We have heard it over and over again, this olympics was the first olympics where every team had female athletes. This was considered a resounding success and a triumph of the spirit of the olympics, but what happens to these women once the fanfare is gone and the glitter dust settles?
Wojdan Shaherkani was one of the women put forward by Saudi Arabia in the heavy-weight judo competition. She lost her bout within two minutes. Unsurprising considering the olympics was her first official judo competition, since Saudi Arabia outlaws women participating in sports in public. Saudi Arabian television networks refused to broadcast her match and she was routinely called a “prostitute of the olympics. “
It is hard not to wonder what is the point of it all. Will the pressure that was placed on Saudi Arabia by the International Olympic Committee make life better for Wojdan Shaherkani and other women like her? Will it result in the loosening of the tight social controls that prevent women from participating in sports and athletics in Saudi Arabia? Perhaps now that her role as token sacrificial lamb has been played Wojdan Shaherkani will have to go back to her home and live as she did, while we all pat ourselves on the back for an olympics where every country had women athletes.
Perhaps this will simply serve as something that the Saudi Arabian government can point to when it faces criticism from within and without. Women were allowed to compete in the olympic games, it can’t be all that bad right? I hope with all my heart that Wojdan Shaherkani will be able to go home and live her life unmolested because of this experience. I hope that she doesn’t have to face the shouts of being a “prostitute of the olympics.” I hope that her family continues to support her and look after her. The International Olympic Committee sure as hell won’t.

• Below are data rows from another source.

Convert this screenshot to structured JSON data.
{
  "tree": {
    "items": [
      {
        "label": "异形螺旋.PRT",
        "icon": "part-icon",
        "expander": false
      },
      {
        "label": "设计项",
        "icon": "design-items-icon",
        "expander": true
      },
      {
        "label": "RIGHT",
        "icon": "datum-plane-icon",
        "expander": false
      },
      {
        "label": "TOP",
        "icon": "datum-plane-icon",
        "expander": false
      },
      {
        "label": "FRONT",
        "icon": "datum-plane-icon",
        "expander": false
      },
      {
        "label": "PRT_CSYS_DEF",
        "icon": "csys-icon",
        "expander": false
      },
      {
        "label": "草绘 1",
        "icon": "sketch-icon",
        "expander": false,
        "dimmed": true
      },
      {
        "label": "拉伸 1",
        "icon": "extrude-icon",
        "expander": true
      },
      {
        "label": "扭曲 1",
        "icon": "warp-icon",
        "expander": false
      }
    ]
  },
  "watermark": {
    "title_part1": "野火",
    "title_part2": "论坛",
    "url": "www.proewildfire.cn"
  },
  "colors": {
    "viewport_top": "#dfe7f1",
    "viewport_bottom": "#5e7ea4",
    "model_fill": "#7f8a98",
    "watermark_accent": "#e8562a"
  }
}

It is easy to pat ourselves on the back and about these olympic games being the best ever for women. I think however it is important to think about what happens to these pioneering women, to honor their bravery and their sacrifice after the excitement fades and they have to go back to dealing with their lives. I hope that somehow Wojdan Shaherkani will go on to inspire other Saudi Arabian women to do what gives them joy, but I hope that in the future it will be on her own terms. Not as a tool of the self gratifying interests of the International Olympic Committee.
Tokenistic inclusion of women at the olympics is not the same as meaningful change for women in their home countries. While we should celebrate this achievement it is also important to remember the context in which it exists and what it means for the women who must be the trailblazers, sometimes whether they want to be or not. Let us not purely get swept up in the hysteria of the olympics but use it to think about what women participating in sports on a global stage means for the world.